**Recorded information:**
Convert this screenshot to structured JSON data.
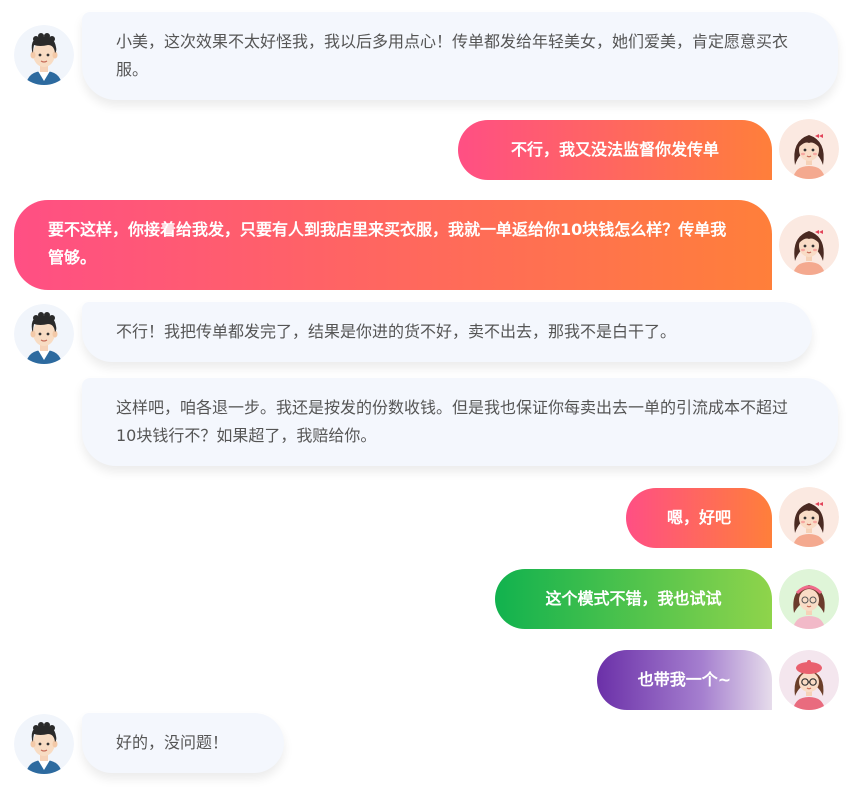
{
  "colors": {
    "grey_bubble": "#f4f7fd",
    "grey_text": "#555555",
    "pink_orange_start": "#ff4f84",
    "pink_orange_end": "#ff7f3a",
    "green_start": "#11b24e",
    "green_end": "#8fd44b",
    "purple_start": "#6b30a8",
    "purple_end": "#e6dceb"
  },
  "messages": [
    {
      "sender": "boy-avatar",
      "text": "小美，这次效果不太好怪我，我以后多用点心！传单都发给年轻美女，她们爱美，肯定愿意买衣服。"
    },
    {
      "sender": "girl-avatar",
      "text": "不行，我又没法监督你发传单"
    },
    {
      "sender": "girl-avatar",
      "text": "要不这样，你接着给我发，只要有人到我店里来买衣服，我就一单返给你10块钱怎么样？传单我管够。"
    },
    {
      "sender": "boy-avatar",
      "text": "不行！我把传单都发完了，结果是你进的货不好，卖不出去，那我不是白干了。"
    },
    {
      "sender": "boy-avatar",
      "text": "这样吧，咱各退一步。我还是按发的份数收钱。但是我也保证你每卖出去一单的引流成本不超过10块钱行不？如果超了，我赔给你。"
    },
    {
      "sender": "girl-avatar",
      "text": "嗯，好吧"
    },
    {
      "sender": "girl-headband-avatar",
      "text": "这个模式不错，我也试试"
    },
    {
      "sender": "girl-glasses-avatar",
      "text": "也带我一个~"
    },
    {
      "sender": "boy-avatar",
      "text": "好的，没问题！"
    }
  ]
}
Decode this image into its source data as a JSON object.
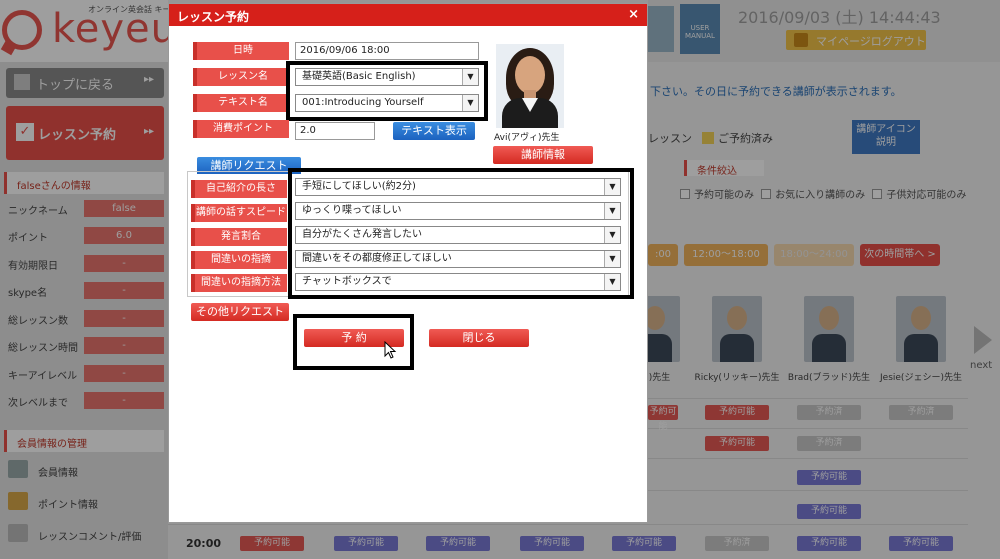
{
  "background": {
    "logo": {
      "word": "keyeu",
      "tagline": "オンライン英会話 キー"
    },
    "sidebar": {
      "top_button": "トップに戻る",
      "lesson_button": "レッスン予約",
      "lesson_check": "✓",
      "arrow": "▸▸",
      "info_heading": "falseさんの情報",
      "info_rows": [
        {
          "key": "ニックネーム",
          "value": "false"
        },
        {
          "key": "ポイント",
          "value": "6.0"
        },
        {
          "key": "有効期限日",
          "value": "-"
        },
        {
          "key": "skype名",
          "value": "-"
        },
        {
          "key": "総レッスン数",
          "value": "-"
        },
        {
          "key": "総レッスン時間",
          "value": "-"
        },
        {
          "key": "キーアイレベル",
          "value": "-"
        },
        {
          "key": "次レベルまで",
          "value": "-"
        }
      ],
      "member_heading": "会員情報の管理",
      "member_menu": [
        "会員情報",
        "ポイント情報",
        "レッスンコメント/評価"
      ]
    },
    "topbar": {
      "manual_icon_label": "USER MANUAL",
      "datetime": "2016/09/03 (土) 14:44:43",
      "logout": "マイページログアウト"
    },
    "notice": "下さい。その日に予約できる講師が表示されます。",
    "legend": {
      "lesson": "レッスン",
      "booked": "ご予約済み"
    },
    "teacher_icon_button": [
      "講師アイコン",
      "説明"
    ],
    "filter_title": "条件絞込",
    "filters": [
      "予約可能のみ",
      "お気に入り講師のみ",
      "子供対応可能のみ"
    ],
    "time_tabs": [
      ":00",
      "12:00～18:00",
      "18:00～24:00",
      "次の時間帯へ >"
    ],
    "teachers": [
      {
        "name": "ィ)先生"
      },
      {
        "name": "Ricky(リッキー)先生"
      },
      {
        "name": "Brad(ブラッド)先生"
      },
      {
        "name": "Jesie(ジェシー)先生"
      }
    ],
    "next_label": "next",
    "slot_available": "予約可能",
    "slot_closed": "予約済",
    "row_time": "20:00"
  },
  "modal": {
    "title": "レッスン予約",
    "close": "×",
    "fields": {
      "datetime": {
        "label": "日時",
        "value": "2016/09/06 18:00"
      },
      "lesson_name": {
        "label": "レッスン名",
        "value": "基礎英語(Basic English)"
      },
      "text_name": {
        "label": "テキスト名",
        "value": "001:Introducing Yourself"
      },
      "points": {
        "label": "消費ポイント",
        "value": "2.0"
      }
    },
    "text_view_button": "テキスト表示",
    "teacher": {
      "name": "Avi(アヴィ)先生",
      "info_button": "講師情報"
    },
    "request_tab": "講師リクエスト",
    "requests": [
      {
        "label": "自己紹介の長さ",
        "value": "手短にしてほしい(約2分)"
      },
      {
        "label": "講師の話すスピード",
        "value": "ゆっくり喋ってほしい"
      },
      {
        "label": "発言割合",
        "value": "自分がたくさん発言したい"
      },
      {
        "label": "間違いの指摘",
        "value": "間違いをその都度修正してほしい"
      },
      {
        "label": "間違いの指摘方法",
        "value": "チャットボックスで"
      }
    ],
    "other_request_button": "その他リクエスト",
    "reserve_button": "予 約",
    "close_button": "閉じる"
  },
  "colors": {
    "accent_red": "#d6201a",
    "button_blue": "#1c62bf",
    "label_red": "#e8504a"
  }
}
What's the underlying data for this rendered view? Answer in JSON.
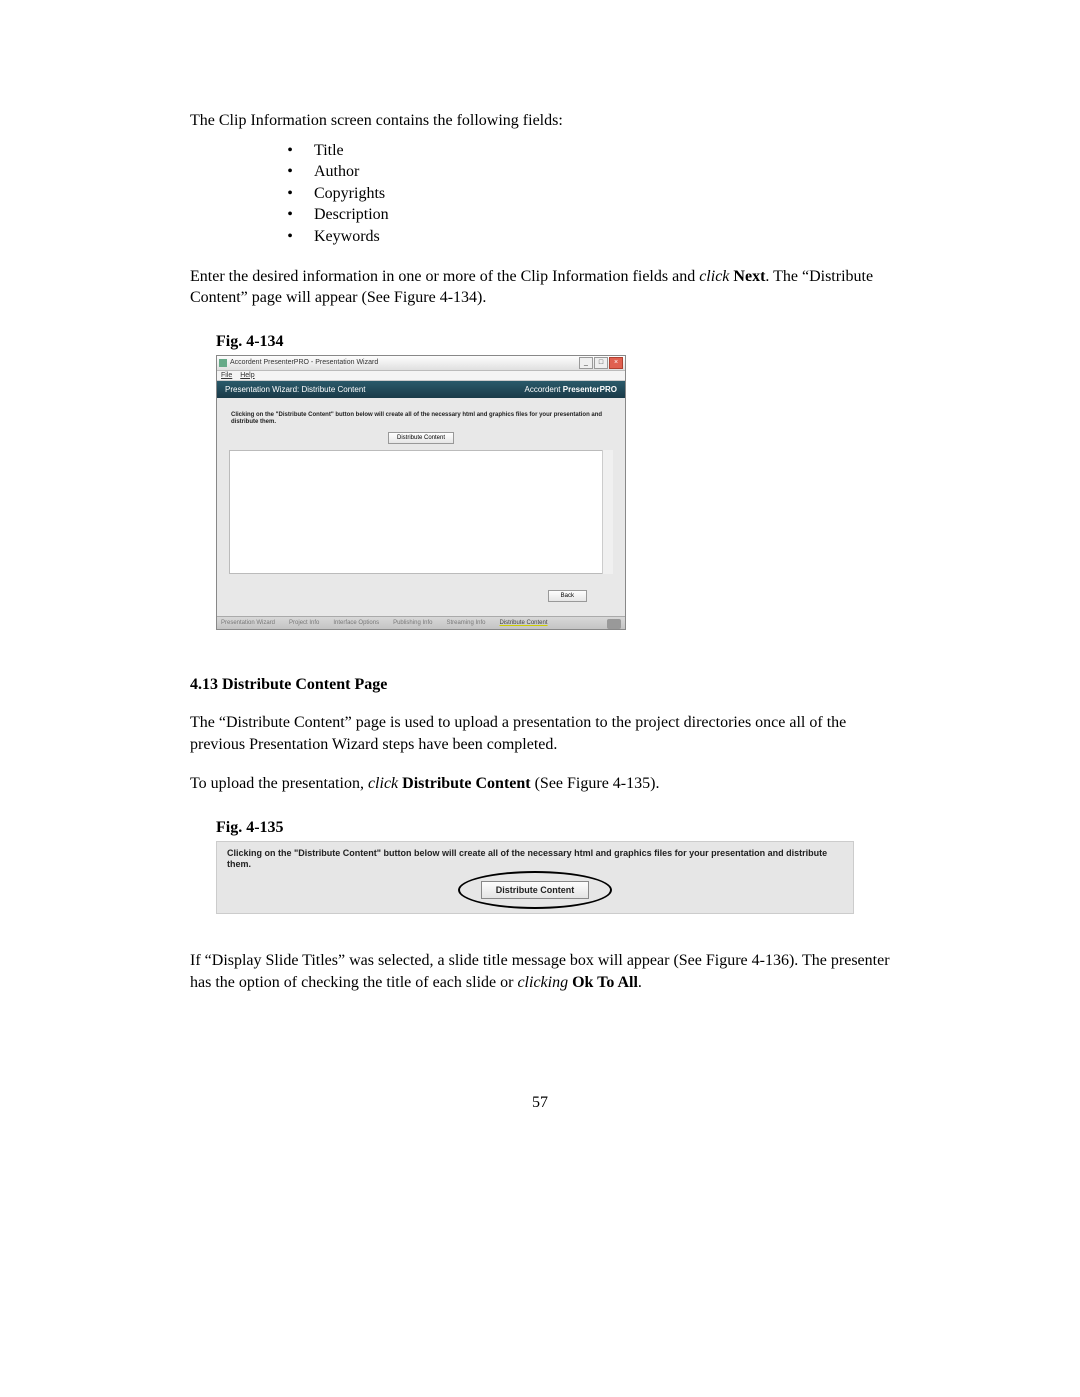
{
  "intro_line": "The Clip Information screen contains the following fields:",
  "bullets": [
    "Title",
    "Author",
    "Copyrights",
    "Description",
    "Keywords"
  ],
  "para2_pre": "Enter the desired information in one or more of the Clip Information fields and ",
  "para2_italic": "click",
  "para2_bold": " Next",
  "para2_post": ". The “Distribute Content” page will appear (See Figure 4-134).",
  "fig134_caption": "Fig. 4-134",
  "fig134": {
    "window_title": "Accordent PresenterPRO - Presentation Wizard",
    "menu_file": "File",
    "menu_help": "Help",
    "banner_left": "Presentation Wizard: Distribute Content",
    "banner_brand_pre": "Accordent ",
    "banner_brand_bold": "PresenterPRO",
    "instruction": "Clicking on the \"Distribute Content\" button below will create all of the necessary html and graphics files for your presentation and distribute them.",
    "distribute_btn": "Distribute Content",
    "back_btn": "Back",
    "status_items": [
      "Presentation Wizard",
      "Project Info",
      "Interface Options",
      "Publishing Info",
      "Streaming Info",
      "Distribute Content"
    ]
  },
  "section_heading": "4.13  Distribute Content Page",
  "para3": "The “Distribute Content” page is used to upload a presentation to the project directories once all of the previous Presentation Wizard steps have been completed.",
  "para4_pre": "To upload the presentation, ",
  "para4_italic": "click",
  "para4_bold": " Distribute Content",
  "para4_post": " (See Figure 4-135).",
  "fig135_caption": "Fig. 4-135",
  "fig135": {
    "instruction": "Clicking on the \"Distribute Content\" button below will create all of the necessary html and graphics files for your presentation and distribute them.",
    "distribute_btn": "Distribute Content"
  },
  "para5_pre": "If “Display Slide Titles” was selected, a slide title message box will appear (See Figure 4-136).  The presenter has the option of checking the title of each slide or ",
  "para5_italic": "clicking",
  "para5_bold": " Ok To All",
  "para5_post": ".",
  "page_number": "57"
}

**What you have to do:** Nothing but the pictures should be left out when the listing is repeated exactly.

**The completed task:**
Convert this screenshot to structured JSON data.
{
  "colors": {
    "grey_bubble": "#f4f7fd",
    "grey_text": "#555555",
    "pink_orange_start": "#ff4f84",
    "pink_orange_end": "#ff7f3a",
    "green_start": "#11b24e",
    "green_end": "#8fd44b",
    "purple_start": "#6b30a8",
    "purple_end": "#e6dceb"
  },
  "messages": [
    {
      "sender": "boy-avatar",
      "text": "小美，这次效果不太好怪我，我以后多用点心！传单都发给年轻美女，她们爱美，肯定愿意买衣服。"
    },
    {
      "sender": "girl-avatar",
      "text": "不行，我又没法监督你发传单"
    },
    {
      "sender": "girl-avatar",
      "text": "要不这样，你接着给我发，只要有人到我店里来买衣服，我就一单返给你10块钱怎么样？传单我管够。"
    },
    {
      "sender": "boy-avatar",
      "text": "不行！我把传单都发完了，结果是你进的货不好，卖不出去，那我不是白干了。"
    },
    {
      "sender": "boy-avatar",
      "text": "这样吧，咱各退一步。我还是按发的份数收钱。但是我也保证你每卖出去一单的引流成本不超过10块钱行不？如果超了，我赔给你。"
    },
    {
      "sender": "girl-avatar",
      "text": "嗯，好吧"
    },
    {
      "sender": "girl-headband-avatar",
      "text": "这个模式不错，我也试试"
    },
    {
      "sender": "girl-glasses-avatar",
      "text": "也带我一个~"
    },
    {
      "sender": "boy-avatar",
      "text": "好的，没问题！"
    }
  ]
}
Decode this image into its source data as a JSON object.
{
  "background": {
    "logo": {
      "word": "keyeu",
      "tagline": "オンライン英会話 キー"
    },
    "sidebar": {
      "top_button": "トップに戻る",
      "lesson_button": "レッスン予約",
      "lesson_check": "✓",
      "arrow": "▸▸",
      "info_heading": "falseさんの情報",
      "info_rows": [
        {
          "key": "ニックネーム",
          "value": "false"
        },
        {
          "key": "ポイント",
          "value": "6.0"
        },
        {
          "key": "有効期限日",
          "value": "-"
        },
        {
          "key": "skype名",
          "value": "-"
        },
        {
          "key": "総レッスン数",
          "value": "-"
        },
        {
          "key": "総レッスン時間",
          "value": "-"
        },
        {
          "key": "キーアイレベル",
          "value": "-"
        },
        {
          "key": "次レベルまで",
          "value": "-"
        }
      ],
      "member_heading": "会員情報の管理",
      "member_menu": [
        "会員情報",
        "ポイント情報",
        "レッスンコメント/評価"
      ]
    },
    "topbar": {
      "manual_icon_label": "USER MANUAL",
      "datetime": "2016/09/03 (土) 14:44:43",
      "logout": "マイページログアウト"
    },
    "notice": "下さい。その日に予約できる講師が表示されます。",
    "legend": {
      "lesson": "レッスン",
      "booked": "ご予約済み"
    },
    "teacher_icon_button": [
      "講師アイコン",
      "説明"
    ],
    "filter_title": "条件絞込",
    "filters": [
      "予約可能のみ",
      "お気に入り講師のみ",
      "子供対応可能のみ"
    ],
    "time_tabs": [
      ":00",
      "12:00～18:00",
      "18:00～24:00",
      "次の時間帯へ >"
    ],
    "teachers": [
      {
        "name": "ィ)先生"
      },
      {
        "name": "Ricky(リッキー)先生"
      },
      {
        "name": "Brad(ブラッド)先生"
      },
      {
        "name": "Jesie(ジェシー)先生"
      }
    ],
    "next_label": "next",
    "slot_available": "予約可能",
    "slot_closed": "予約済",
    "row_time": "20:00"
  },
  "modal": {
    "title": "レッスン予約",
    "close": "×",
    "fields": {
      "datetime": {
        "label": "日時",
        "value": "2016/09/06 18:00"
      },
      "lesson_name": {
        "label": "レッスン名",
        "value": "基礎英語(Basic English)"
      },
      "text_name": {
        "label": "テキスト名",
        "value": "001:Introducing Yourself"
      },
      "points": {
        "label": "消費ポイント",
        "value": "2.0"
      }
    },
    "text_view_button": "テキスト表示",
    "teacher": {
      "name": "Avi(アヴィ)先生",
      "info_button": "講師情報"
    },
    "request_tab": "講師リクエスト",
    "requests": [
      {
        "label": "自己紹介の長さ",
        "value": "手短にしてほしい(約2分)"
      },
      {
        "label": "講師の話すスピード",
        "value": "ゆっくり喋ってほしい"
      },
      {
        "label": "発言割合",
        "value": "自分がたくさん発言したい"
      },
      {
        "label": "間違いの指摘",
        "value": "間違いをその都度修正してほしい"
      },
      {
        "label": "間違いの指摘方法",
        "value": "チャットボックスで"
      }
    ],
    "other_request_button": "その他リクエスト",
    "reserve_button": "予 約",
    "close_button": "閉じる"
  },
  "colors": {
    "accent_red": "#d6201a",
    "button_blue": "#1c62bf",
    "label_red": "#e8504a"
  }
}
What's the underlying data for this rendered view? Answer in JSON.
{
  "intro_line": "The Clip Information screen contains the following fields:",
  "bullets": [
    "Title",
    "Author",
    "Copyrights",
    "Description",
    "Keywords"
  ],
  "para2_pre": "Enter the desired information in one or more of the Clip Information fields and ",
  "para2_italic": "click",
  "para2_bold": " Next",
  "para2_post": ". The “Distribute Content” page will appear (See Figure 4-134).",
  "fig134_caption": "Fig. 4-134",
  "fig134": {
    "window_title": "Accordent PresenterPRO - Presentation Wizard",
    "menu_file": "File",
    "menu_help": "Help",
    "banner_left": "Presentation Wizard: Distribute Content",
    "banner_brand_pre": "Accordent ",
    "banner_brand_bold": "PresenterPRO",
    "instruction": "Clicking on the \"Distribute Content\" button below will create all of the necessary html and graphics files for your presentation and distribute them.",
    "distribute_btn": "Distribute Content",
    "back_btn": "Back",
    "status_items": [
      "Presentation Wizard",
      "Project Info",
      "Interface Options",
      "Publishing Info",
      "Streaming Info",
      "Distribute Content"
    ]
  },
  "section_heading": "4.13  Distribute Content Page",
  "para3": "The “Distribute Content” page is used to upload a presentation to the project directories once all of the previous Presentation Wizard steps have been completed.",
  "para4_pre": "To upload the presentation, ",
  "para4_italic": "click",
  "para4_bold": " Distribute Content",
  "para4_post": " (See Figure 4-135).",
  "fig135_caption": "Fig. 4-135",
  "fig135": {
    "instruction": "Clicking on the \"Distribute Content\" button below will create all of the necessary html and graphics files for your presentation and distribute them.",
    "distribute_btn": "Distribute Content"
  },
  "para5_pre": "If “Display Slide Titles” was selected, a slide title message box will appear (See Figure 4-136).  The presenter has the option of checking the title of each slide or ",
  "para5_italic": "clicking",
  "para5_bold": " Ok To All",
  "para5_post": ".",
  "page_number": "57"
}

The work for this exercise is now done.